As ERF visit markets and welfare cases, we often need to find the owners of animals or check the history of the animals that we see. As all equines in France now have to be chipped by law, we need to purchase at least one hand-held microchip scanner for the team.
The cost of scanners has fallen rapidly recently and they are now available for as little as 150€. If only 30 people give 5€ today then we will be able to make an even greater difference for equines in France. Just click the Paypal button on the right or leave us a pledge in the comments below and we’ll come back to you.
Please pledge a fiver today…thank you.
Pastures being the appropriate word, the boys could hardly believe their luck when they were turned out into their new field full of grass!
On the journey to their new home with John and Carolyn, Leo was very stressy and didn’t travel well causing Corrie to become somewhat wound up too. We safely managed their ‘enthusiasm’ to leave the trailer (!), and after a cursory glance at their surroundings and a quick explore of their field and barn, they both settled to eat.
It’s wonderful to see them in such fantastic surroundings, but it was a wrench to leave them there.
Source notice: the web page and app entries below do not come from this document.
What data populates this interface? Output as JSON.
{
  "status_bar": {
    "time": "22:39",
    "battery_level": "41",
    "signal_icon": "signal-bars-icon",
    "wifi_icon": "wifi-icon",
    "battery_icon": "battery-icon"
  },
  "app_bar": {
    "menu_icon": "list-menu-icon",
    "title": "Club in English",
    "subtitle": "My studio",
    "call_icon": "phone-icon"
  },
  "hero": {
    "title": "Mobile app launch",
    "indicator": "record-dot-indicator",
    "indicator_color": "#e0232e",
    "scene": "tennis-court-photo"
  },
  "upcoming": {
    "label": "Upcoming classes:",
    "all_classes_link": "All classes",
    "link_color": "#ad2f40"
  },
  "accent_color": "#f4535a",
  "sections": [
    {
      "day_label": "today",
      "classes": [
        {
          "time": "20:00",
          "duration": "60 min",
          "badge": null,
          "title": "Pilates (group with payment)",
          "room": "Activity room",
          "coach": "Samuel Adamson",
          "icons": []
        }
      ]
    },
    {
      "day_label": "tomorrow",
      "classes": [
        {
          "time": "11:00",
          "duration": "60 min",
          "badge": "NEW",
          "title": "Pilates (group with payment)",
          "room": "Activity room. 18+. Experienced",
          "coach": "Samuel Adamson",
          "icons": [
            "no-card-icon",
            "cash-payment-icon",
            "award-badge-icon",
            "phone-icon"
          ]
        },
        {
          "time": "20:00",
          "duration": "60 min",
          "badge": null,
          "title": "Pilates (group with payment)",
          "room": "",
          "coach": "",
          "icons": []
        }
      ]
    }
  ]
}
It’s impossible to not become attached to horses even though I know their time with me will end when they find their forever homes. I’m sure I’ll miss them far more than they’ll miss me though!
If you look carefully you may see little yellow eggs on your horses legs and stomach. These are insect larvae produced by adult bot flies. These bee like looking insects usually linger around the horses chest and front legs. If licked off the larvae can get into the horse’s mouth, later attaching themselves to the stomach lining where they develop into full-grown bots. This can lead to ulcers in the stomach which can be fatal. Hard frosts will eventually kill off the adult flies but until then it’s important to try and remove the bots with a tool such a bot knife seen here or a grooming block. Ensure your Autumn worming routine addresses bots and tapeworms with a wormer containing ivermectin or moxidectin.
This Sunday, September 12th, is officially classified as Journée du Cheval in France – Day of the Horse.
More than 1,000 clubs open their doors to horse enthusiasts and amateurs to discover or rediscover the world of the horse. This year the main emphasis will be the on ‘quality of life and good knowledge of the behaviour of horses’.
Why not check out your local Centre Equestre, Club or racetrack to see whats on this Sunday.
We’re desperately seeking new Guardians. Rentrée has arrived here in France and we need to find some new homes for 3 pairs of gorgeous donkeys. We have deadlines for all of them – so please help us to find them new loving homes.
First up, we have Coco & Roma, two brothers who have been handled since birth. They are both gelded and very friendly, we’ve known them for 3 years and even have one of their brothers in our own equine family. Unfortunately, their current owners have had to return to the UK following a change in circumstances and so we need to find them a home quickly. They can be seen in the Charente (16) where they are currently being looked after. They are both in good health and have had no welfare issues, always having been part of families and whilst they have not been backed, they are both suitable for riding and/or driving in the future.
These photos were taken on a very rainy day, so they are looking rather sorry for themselves….
Next up are Manon & Rowan – Manon was a broodmare in the meat trade and was purchased by a kind hearted supporter when she was left at the end of a meat fair after she had seen her long term partner and latest foal loaded onto a lorry destined for Italy. Manon was pregnant with her eighth foal, Rowan, at the time. Rowan was born a month ago and is a stunning little foal and has been handled since birth. However, they cannot stay where they are and so we need to find them a home where they can live out their days away from the threat of the meat lorry. Rowan will need to be gelded as soon as he is old enough but they are both in good health and well-handled. They can be seen in the Lot (Dept 46).
And last but by no means least are our very own Wilbur and Piona who many of you will remember from back in 2008. They were welcomed into a wonderful home in the north of France who have now been hit by some unexpected circumstances and can no longer offer a longterm home to the pair. Piona is 75% Baudet de Poitou and is in the ‘B’ Studbook. She has always been with a loving family and adores nothing more than standing and being loved by all around! Wilbur on the other hand was rescued after being abandoned in a barn for 6 months. He had the worst feet we have ever seen and took many months to rehabilitate – you can see a video of him on the right. Given his background, it takes Wilbur longer to trust new families and he is wary of new people. Having spent a lot of time with Wilbur during his recovery, I can confirm that once he is able to trust, he is a lovely donkey and full of character. Both Wilbur and Piona are large donkeys and can be visited in Normandy by appointment.
Please help us find homes for these donkeys by sharing this blog with your friends. Somewhere there are new homes waiting for all these donkeys.
Yesterday we took our lovely Vinnie to his new home in the Correze where he will now live with new adopters Helga & Paul….and of course Lulu the donkey. Helga had arranged to privately purchase Lulu from her previous owners due to their circumstances changing. Since she was local, we collected her so that Vinnie could have a companion immediately.
We currently have other donkeys looking for homes at the moment so please get in touch with us if you would like more info on becoming a donkey adopter.